*** Source data

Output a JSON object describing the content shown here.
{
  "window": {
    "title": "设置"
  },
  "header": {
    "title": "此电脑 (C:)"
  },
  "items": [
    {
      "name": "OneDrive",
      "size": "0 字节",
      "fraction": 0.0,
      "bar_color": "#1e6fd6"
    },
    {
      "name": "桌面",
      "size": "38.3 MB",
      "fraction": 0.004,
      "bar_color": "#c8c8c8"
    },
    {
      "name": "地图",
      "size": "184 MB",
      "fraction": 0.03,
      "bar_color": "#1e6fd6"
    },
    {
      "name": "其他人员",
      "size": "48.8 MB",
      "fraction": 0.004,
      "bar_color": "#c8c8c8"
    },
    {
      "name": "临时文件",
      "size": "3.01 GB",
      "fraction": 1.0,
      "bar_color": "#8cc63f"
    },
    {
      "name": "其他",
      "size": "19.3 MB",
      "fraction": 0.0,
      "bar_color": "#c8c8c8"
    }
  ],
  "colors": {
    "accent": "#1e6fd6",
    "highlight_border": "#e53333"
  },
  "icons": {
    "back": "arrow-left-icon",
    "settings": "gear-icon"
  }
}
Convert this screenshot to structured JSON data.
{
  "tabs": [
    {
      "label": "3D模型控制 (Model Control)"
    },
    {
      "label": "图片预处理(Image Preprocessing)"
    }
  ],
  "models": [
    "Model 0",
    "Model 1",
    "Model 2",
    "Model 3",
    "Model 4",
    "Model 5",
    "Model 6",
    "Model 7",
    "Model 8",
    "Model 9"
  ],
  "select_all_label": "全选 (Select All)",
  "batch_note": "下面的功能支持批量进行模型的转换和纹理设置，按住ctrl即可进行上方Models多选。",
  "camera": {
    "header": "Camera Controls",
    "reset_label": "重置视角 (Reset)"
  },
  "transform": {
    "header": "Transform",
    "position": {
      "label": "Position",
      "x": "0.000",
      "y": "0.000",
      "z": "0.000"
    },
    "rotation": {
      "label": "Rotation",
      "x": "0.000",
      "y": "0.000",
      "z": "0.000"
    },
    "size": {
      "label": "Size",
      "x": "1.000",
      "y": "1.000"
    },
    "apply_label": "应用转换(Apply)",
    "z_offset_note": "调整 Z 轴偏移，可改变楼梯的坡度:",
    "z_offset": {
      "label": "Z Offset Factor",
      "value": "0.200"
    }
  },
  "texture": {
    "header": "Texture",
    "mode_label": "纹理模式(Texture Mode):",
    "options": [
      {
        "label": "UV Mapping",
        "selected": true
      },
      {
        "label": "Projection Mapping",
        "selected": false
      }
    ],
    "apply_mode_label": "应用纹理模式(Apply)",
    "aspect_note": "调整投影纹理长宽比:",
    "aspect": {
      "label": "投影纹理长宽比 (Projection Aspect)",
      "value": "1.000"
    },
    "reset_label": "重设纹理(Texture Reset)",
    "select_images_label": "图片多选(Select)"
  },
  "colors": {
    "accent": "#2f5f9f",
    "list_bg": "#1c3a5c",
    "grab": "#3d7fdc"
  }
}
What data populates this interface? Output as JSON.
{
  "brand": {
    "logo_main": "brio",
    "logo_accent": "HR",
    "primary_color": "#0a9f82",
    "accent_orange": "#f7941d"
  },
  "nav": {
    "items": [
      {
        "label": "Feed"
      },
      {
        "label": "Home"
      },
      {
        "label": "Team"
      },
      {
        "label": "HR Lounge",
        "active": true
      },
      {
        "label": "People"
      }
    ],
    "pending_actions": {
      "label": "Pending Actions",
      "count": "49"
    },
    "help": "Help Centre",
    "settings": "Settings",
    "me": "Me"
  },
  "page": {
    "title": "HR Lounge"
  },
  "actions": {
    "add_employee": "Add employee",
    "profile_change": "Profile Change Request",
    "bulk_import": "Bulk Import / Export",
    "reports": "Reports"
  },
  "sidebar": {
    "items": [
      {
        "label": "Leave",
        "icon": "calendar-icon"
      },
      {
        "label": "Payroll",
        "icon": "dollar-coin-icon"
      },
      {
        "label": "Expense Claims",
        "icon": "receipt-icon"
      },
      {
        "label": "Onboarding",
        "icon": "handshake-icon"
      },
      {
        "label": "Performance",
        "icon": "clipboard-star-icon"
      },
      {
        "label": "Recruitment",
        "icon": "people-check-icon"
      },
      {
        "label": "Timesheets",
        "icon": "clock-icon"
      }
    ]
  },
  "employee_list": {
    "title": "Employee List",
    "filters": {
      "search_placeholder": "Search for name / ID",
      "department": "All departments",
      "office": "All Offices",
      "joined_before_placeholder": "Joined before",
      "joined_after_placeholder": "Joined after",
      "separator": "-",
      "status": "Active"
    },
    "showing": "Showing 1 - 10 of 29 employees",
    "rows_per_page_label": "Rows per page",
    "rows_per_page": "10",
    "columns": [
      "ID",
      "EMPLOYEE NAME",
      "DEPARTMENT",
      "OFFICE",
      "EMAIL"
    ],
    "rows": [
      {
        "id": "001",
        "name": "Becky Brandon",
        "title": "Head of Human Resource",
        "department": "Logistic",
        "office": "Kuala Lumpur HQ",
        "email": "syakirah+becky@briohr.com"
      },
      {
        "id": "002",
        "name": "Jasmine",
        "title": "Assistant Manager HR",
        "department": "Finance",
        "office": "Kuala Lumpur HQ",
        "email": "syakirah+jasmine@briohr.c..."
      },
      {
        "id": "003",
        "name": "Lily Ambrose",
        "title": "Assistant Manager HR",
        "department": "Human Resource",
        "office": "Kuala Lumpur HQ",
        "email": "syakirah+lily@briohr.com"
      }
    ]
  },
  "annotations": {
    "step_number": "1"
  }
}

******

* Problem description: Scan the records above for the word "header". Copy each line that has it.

* Output:
  "header": {
    "header": "Camera Controls",
    "header": "Transform",
    "header": "Texture",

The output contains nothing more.